‘Drug prices have gone through the roof,’ claimed Donald Trump in October. More recently, however, drug makers’ share prices have gone through the floor.
The Nasdaq Biotechnology index has lost 9.7% since September in sterling terms. It was driven down by concerns about price controls under the Trump administration and by stock-specific issues.
The index’s largest constituent, Amgen, for example, dipped by 2% after reporting weak sales on 25 October. Biogen, the second largest member of the index, also dropped by 9% the same week, due to concerns about softening demand for its key products.
Celgene, another major biotech group, fared even more poorly after slashing earnings guidance. It has had nearly a third wiped off its value since the start of October and announced it had abandoned trials for a Crohn’s disease treatment on 19 October.
Spoonful of sugar
Amid this anxiety, iShares launched its Nasdaq Biotechnology exchange-traded fund (ETF) in London on 23 October. The US-listed version of the fund has been available since 2001 and holds £7.3 billion of assets.
October’s market correction (the Nasdaq Biotechnology index is still up by 7.2% in sterling terms in the past year) is not the only sense in which the new ETF makes biotech cheaper. The iShares fund has a total expense ratio of 0.35%. This is lower than the 0.47% cost of the US equivalent and the 0.4% fees for the only other UK-listed biotech ETF, the £292 million Source Nasdaq Biotech fund.
Pessimism around the sector may also be excessive. Trump admittedly sounded hostile in October. However, he accused the industry of ‘getting away with murder’ in January too.
But, in June, the biotech index gained 7.9% in sterling terms on news the White House was preparing friendlier policies. So it is a mistake to presume Trump’s rhetoric will be matched by stringent legislation.
There are grounds for encouragement at the company level as well. While the market focused on the negatives in October’s updates, both Amgen and Biogen did beat earnings estimates.
Strategists at Bank of America Merrill Lynch noted biotech offers similar long-term growth potential to the surging tech giants. But it trades at half their median price-to-earnings ratios. And it is less of a crowded trade at the moment.
It is perhaps more disappointing, then, the only two UK-listed biotech ETFs track the same index when there are other benchmarks.
The MVIS US Listed Biotech 25 Index is a more concentrated option, with just 25 positions. The S&P Biotech Select Industry index and NYSE Arca Biotechnology index are equal weighted and so have a higher exposure to smaller cap stocks.
iShares also has its £68 million Healthcare Innovation ETF, with a 0.4% TER, which has substantial biotech exposure, including to Alnylam. It has a global mandate, though, with only 44% of the portfolio in the US and 26% in Korea and Japan.
Then there is the suite of popular active vehicles for biotech allocations, although their performance has been mixed. In the small open-ended peer group, only half the funds delivered positive risk-adjusted returns in the past three years, although the top manager’s information ratio is a highly impressive 1.14.
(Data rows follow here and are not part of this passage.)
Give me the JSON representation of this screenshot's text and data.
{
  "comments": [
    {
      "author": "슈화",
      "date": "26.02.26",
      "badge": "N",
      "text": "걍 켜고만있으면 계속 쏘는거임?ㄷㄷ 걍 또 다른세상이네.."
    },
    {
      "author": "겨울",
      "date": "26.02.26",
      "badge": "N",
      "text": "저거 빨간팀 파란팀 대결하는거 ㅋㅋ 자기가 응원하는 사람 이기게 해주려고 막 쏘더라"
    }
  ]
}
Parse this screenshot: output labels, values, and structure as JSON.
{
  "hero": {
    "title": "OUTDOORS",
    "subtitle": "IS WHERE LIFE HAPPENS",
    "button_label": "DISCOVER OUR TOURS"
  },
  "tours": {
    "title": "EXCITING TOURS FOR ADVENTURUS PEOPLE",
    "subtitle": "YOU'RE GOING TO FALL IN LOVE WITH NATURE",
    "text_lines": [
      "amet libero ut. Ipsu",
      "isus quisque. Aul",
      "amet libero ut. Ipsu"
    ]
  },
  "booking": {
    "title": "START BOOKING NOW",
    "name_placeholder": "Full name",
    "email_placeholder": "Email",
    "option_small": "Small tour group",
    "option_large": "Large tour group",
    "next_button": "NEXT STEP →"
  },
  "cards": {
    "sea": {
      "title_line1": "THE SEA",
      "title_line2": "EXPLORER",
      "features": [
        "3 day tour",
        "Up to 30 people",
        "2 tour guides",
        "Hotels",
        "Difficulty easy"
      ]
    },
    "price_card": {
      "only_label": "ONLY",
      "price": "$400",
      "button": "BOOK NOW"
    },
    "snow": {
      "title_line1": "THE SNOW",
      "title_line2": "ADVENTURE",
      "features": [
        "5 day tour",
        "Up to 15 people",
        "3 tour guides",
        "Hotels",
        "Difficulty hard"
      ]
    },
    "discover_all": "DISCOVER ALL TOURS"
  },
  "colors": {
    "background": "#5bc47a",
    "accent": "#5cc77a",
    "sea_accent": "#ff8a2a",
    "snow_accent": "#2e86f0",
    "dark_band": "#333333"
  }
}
The two investment trusts specialising in biotech, on the other hand, have comfortably beaten the Nasdaq Biotechnology index over three, five, and 10-year periods.